(Raw data Opens)
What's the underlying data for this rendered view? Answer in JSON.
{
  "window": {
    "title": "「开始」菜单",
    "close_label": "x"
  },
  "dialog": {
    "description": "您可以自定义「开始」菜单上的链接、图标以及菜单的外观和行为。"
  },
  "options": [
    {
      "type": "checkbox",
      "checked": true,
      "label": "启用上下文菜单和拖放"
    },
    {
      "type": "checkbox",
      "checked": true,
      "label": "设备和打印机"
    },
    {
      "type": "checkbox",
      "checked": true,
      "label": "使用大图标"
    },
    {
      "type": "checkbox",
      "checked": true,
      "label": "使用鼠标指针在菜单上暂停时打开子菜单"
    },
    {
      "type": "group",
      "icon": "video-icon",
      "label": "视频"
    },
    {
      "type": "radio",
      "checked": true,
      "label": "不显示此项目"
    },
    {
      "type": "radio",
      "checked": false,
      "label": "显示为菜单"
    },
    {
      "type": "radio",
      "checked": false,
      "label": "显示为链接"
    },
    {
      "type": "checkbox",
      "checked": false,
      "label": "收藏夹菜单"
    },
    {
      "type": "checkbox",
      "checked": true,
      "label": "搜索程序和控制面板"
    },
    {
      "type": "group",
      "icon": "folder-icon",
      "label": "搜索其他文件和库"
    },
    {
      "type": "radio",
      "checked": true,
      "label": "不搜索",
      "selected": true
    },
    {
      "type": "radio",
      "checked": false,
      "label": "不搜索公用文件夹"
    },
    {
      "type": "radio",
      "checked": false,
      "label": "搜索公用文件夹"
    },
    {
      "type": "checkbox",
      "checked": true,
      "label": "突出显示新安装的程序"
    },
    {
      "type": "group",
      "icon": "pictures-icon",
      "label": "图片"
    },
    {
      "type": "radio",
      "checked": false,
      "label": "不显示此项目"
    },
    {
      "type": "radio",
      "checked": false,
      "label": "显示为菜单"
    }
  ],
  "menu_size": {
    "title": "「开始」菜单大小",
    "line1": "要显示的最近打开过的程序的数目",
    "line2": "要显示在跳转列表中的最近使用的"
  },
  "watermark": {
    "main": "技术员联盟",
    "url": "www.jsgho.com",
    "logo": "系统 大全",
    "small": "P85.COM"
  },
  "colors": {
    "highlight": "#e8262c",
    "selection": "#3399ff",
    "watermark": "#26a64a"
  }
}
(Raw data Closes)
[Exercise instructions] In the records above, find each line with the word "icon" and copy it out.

[Expected answer]
      "icon": "video-icon",
      "icon": "folder-icon",
      "icon": "pictures-icon",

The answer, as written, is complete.